We went to Texas for our Spring break. It proved quite a task, persuading my three insubordinate companions to pose sensibly for the obligatory photo record, but some of the results weren't bad. Later I'll post some of the results that WERE bad.
It wasn't long after our arrival in England that Anouk hit upon a splendid wheeze. Instead of sticking out her tongue whenever I aimed my camera at her - so babyish - she would attempt to leap in front of said camera whenever it WASN'T pointed at her. And that's how I came to amass a unique collection of scenic shots of the English countryside featuring the top of Anouk's head, and occasionally a bit of her face. It also kept her quite fit, all that jumping up and down after stuffing herself with so many sausage rolls.
Here's a small selection from my files.
And at Sissinghurst :
Oh, in case some of you are wondering what she really looks like, I actually managed to catch her not jumping at the Royal Academy exhibition on architecture:
So the biggest challenge of our impending move back to England was to find a school for daughter #3, who is at that awkward age when primary is turning to secondary, educationally speaking. If we'd known what lay ahead, I might never have accepted that posting back to London.
Expatriates in my position, it turns out, are faced with a perfect Catch-22. Most state-run British schools, especially the good ones, will not accept an application unless you have a local address. But you can't know where to live until you know what school your child will attend. The demand for the better schools is so frenzied, and the competition so over-heated, that late arrivals risk being consigned to the local equivalent of juvenile detention centres where they will be lucky if they are provided with a chair and a pencil.
The easiest way round this conundrum, of course, is a private fee-paying school. Easiest, that is, if you happen to be able to afford $50,000 a year, just so little Jimmy or Janet can learn Greek or Latin with the offspring of the stockbroking class.
Somewhere between these two extremes lurks a more manageable hybrid: a state-run school that also accepts fee-paying boarders at a not quite so exorbitant rate. There are very few of them, but they are often very good and one or two of them specialise in multilingual pupils with an international background. Anouk is bilingual, holds three passports, has crossed the Atlantic more than 35 times, and kids don't get much more international, background-wise.

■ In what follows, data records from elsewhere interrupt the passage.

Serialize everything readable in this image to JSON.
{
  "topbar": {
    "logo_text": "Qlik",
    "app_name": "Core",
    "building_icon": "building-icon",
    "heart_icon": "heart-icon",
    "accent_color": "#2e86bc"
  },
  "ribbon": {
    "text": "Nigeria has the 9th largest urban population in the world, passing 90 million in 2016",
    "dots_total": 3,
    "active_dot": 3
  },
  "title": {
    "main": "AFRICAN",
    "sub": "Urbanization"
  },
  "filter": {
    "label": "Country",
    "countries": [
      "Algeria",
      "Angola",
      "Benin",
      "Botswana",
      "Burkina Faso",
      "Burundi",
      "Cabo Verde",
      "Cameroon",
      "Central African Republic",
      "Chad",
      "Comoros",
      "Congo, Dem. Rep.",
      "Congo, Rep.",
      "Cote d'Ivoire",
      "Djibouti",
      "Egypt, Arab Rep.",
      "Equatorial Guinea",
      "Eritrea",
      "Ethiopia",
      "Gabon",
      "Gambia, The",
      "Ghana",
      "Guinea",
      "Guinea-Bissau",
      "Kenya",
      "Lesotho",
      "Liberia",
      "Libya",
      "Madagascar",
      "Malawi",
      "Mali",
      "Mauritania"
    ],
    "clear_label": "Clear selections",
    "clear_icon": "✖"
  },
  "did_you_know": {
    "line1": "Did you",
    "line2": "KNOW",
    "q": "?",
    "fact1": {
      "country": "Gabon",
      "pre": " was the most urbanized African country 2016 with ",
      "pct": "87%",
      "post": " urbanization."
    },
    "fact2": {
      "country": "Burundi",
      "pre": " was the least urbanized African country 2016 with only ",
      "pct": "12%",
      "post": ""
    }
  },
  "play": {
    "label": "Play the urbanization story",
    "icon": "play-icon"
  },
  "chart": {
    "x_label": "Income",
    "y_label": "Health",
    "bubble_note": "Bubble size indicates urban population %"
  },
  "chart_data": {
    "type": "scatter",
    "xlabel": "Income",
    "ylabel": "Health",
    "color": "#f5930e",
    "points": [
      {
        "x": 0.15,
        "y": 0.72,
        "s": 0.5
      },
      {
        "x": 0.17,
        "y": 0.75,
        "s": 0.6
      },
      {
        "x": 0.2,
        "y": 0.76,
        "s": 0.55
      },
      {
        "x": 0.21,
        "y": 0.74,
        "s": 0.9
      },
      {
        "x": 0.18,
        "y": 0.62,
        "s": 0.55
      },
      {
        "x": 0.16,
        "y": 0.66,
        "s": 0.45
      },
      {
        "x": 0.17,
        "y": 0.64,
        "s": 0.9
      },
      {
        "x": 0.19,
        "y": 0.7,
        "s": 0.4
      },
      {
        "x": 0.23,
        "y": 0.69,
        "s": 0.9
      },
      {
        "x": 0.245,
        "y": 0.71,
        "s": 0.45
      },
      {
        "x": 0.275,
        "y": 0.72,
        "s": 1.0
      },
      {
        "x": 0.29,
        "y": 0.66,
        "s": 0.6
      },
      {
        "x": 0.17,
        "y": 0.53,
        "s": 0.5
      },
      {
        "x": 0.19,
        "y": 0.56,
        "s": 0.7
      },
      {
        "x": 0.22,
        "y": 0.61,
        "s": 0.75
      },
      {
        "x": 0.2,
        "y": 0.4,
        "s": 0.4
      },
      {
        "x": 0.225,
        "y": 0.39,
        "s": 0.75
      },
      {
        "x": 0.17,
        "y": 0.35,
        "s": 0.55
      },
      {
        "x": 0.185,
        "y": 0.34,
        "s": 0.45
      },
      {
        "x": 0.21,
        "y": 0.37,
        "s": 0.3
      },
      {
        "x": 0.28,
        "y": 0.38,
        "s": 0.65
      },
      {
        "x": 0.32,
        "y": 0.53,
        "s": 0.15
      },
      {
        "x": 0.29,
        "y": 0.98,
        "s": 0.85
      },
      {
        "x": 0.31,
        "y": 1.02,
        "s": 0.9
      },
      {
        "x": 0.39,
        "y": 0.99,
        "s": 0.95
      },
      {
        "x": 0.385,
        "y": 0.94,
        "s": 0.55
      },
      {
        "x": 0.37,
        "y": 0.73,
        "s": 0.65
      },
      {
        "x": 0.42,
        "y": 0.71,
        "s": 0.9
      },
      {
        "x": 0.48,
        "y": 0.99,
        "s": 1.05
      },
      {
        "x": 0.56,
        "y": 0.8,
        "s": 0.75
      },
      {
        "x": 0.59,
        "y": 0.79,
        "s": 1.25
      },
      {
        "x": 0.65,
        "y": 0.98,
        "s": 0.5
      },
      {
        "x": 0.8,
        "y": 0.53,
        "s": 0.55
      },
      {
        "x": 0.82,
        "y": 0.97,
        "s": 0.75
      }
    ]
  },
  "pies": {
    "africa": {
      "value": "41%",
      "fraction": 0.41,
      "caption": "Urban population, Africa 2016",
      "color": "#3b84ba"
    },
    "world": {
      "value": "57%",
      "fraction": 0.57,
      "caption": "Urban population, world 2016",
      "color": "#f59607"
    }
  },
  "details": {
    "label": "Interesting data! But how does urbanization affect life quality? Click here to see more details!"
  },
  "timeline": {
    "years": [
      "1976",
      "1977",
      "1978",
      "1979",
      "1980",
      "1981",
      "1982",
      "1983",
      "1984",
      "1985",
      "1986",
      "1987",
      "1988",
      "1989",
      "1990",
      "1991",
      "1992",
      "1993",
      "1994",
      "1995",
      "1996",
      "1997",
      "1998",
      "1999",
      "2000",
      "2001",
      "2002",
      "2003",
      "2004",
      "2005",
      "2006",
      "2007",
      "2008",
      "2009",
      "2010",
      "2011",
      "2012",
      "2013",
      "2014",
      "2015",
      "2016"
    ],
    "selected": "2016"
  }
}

So we applied to Hockerill Anglo-European College in Hertfordshire and received the forbidding news: we were well past all the application deadlines, and they already had something like 870 applicants for 75 places.
Somehow, mercifully, the Gods smiled on my pitiful pleading, and a surprise email duly arrived. If I could bring Anouk for an interview immediately, Hockerill might be able to offer her a place as a weekly boarder - (ie allowed to go home at weekends).
I could, they did, and she starts in September. I will have more to add about this later, but here's the happy child, imagining her English boarding school future:
So here was a very rare treat. Daughter #2 is a busy girl these days, with the usual high school obligations and an ever-present young man. She's rarely got time for Dad's camera. So when, the other day, she asked me if I could take a couple of portraits of her and her beau, I nearly fell off my chair.
As it turned out, we didn't have much time for a proper portrait session before smaller sisters got in on the act and ended all hope of an Annie Leibowitz type set-up. I still ended up with a couple of usable shots, though. Not to mention the unusable shot at the end....
With a little help from a mountain full of snow-making machines, we managed a Christmas afternoon on the ski slopes at Whitetail, Pennsylvania. As luck would have it, we had driven out on Christmas Eve in the hope of visiting Fallingwater, the Frank Lloyd Wright masterpiece near Pittsburgh, but were foiled by a sudden blizzard that swept the Laurel Highlands and closed the house and grounds. A three hour journey for nothing, though the countryside was quite pretty. We got back to our West Virginia log cabin to find that not a single snowflake had fallen.
It was plenty cold enough for the ski slope snow-blowers, though, and the girls had a great couple of days sliding up and down mountains, or whatever it is you do with those silly sticks strapped to your feet. I restricted myself to my bike, of course, but hung around long enough to snap them having what they insisted was fun.
First, here's a shot of real snow from our abortive trip to Fallingwater (someone lost her front tooth just in time for Xmas):
Now here's the fake stuff at Whitetail. They did a pretty good job of looking like a real ski resort: